Large projects can easily become huge projects without the right budget management. While it can feel like the costs keep adding up and popping up out of nowhere, it can be difficult to know when to draw the line. Here are some of the best tips to cost-manage any large project to ensure you don’t end up with more bills than you anticipated.
Before we dive into the tips for managing your project, here are some of the factors that will affect the cost-management of a large project:
- Project costs
- Project budget
- Project cost estimates
- Project management software
- Know your project inside and out
Firstly you need to know your project inside and out. Without knowledge of exactly what the project will entail, it is impossible to be able to effectively manage costs. So before making any financial decisions, it’s crucial that you sit down with your team and work through every aspect of the project. This way you will be able to identify any areas of over expenditure, or even where costs may have been underestimated.
Most of the time when projects exceed their budgets or deadlines, the root of the problem often lies in poor planning. You can get ahead of any logistical or financial issues by doing an adequate amount of planning for your project.
1. Hire professionals
If you’re really serious about keeping the costs of your project down, then hiring a cost management company like could compass-pc.com be the way to go. Specializing in keeping costs down and only spending money on what really needs to be done, a cost management consultant can be the most effective way to keep costs down.
Why hire professionals?
They are an impartial, third-party player that will be able to see things objectively and not be swayed by stakeholders or clients. This means that you can get the fairest cost estimate that cuts down on costs where you really need to, rather than keeping in mind what particular parties want including in the project. A cost management company is a fair and reliable way to make sure that a large project stays within its budget.
Another reason to hire a cost management consultant is that they really do know what they’re talking about. You can benefit from the expertise of a consultant that your finance department simply won’t have access to, not to mention the network and contacts that a cost management firm will be able to use to your advantage.
2. Cut down on unnecessary costs
The larger the project, the more red tape and processes there will be. These can easily build up unnecessary costs and time-wasting practices. While it’s difficult to get around red tape and bureaucracy, you can cut costs when it comes to processes. Often you will find that a task gets split up into smaller subtasks that often simply aren’t needed, or work has to go through 3 or 4 stages of unnecessary reviews before it is green-lit.

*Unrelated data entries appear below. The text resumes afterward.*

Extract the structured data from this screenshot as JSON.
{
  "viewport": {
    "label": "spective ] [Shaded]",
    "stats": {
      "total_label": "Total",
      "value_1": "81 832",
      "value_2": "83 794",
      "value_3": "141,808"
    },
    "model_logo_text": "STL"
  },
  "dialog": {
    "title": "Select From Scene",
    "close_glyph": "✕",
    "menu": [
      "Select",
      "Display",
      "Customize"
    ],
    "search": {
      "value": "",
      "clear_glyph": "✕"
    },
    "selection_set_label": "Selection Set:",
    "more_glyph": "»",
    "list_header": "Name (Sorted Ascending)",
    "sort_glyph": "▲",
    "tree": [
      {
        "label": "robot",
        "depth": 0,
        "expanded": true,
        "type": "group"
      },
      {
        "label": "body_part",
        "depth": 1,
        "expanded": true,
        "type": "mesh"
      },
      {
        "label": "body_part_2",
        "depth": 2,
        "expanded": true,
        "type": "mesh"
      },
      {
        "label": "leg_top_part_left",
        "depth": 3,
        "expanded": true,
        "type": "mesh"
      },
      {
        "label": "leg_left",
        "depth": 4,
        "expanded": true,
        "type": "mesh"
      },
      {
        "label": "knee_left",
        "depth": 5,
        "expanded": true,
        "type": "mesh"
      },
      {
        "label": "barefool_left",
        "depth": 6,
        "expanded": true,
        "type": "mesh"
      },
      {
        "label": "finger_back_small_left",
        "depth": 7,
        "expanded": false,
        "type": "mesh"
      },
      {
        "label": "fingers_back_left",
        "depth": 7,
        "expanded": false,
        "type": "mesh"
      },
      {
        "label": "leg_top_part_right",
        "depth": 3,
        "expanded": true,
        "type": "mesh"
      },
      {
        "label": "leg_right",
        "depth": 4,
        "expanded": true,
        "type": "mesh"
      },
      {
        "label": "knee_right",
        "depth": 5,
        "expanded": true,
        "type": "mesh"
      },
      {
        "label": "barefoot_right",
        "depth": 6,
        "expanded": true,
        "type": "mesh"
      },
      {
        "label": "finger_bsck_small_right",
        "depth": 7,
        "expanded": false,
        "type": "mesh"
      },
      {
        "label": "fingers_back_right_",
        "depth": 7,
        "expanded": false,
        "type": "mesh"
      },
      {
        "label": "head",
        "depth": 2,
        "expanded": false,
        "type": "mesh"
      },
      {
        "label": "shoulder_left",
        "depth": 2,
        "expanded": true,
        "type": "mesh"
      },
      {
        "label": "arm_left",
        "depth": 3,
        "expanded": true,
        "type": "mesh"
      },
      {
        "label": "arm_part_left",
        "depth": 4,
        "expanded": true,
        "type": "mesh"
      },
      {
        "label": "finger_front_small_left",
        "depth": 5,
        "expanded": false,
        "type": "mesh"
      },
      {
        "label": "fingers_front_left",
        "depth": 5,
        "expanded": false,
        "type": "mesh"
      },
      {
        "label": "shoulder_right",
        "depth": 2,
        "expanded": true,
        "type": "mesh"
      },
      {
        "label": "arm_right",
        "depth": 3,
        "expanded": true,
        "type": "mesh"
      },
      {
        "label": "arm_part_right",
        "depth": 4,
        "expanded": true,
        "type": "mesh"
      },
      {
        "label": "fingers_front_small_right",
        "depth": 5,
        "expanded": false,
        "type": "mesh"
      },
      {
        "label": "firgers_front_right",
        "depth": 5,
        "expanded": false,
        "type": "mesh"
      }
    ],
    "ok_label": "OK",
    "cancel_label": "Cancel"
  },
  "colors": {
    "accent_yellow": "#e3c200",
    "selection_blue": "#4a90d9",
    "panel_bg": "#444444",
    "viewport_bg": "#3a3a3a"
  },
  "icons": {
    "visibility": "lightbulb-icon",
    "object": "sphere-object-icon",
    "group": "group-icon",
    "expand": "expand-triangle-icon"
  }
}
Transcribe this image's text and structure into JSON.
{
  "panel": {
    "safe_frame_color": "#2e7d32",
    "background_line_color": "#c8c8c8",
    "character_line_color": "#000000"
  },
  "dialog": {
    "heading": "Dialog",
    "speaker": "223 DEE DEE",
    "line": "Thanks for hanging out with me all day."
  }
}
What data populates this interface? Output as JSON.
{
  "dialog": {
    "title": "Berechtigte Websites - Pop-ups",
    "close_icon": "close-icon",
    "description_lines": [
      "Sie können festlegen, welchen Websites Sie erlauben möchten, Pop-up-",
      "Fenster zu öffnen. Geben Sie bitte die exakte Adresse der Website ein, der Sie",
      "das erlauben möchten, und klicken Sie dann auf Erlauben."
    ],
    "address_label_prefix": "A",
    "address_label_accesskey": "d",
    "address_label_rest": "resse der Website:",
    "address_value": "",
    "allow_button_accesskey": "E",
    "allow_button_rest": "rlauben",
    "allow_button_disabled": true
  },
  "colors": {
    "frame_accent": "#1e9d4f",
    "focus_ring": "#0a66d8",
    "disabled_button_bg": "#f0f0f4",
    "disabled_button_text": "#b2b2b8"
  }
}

Streamlining processes is one of the easiest ways to cut costs because when you do so, you can save your team’s time and the money that would have been wasted on wages. Cut out any unnecessary processes and steps in your workflow to maximize efficiency and save resources and time. An easy way to work out what can be streamlined is when you go through each stage or step of the project, ask yourself, “Is this essential to the project?”. If the answer is no, or there is an easier way to go about things, then you can implement changes and cut down on your steps.
Another source of unnecessary costs is your indirect costs. This can include overheads like office rent, utilities, insurance and equipment.
3. Choose the right people
When putting your team together for a project, especially for large projects, you must make sure that your choice of personnel is right. When it comes to achieving optimum efficiency, you need to choose wisely. So be realistic with what you’re looking for in your team’s performance and delegate tasks and responsibilities accordingly.
The project must come first, meaning that social ties and to an extent, company hierarchy, cannot affect the makeup of the team. Choose members based on their skillset and characteristics, otherwise, the project will be slowed down. Here are a few examples of the types of people that are best suited to certain roles.
- Project manager. This role needs someone who is highly motivated, organized, confident and flexible. They may be needed to support on a range of issues, and also be comfortable with making decisions and taking responsibility for them. This needs to be someone who can wear many different hats and ultimately, deliver results.
- Construction and design. The team members covering the ‘doing’ side of the project will need to be highly organized and committed to their work, not to mention being good at what they do. While this goes for any job, the actual construction and design of your project need to be of an excellent standard to make the project a success.
- Surveyors. This role is very technical and needs someone with a good eye for detail and precision. They must be very knowledgeable about their craft and also be able to give real feedback to the team.
Of course, no one is perfect, so you need to be aware of your team’s strengths and weaknesses, and then play to said strengths but also make sure that any weaknesses are supported by others.
4. Budget realistically
Whether you use the incremental or zero-based budgeting system to allocate costs across the project, you need to make sure that your budget is feasible and realistic. If you heavily underestimate the costs of your project, then a lot of costs will end up cropping up later on. In the same breath, overestimating the costs of the project will only end up costing you in the long run.
Overall, these tips can help you to keep your costs down and get the most value out of your project.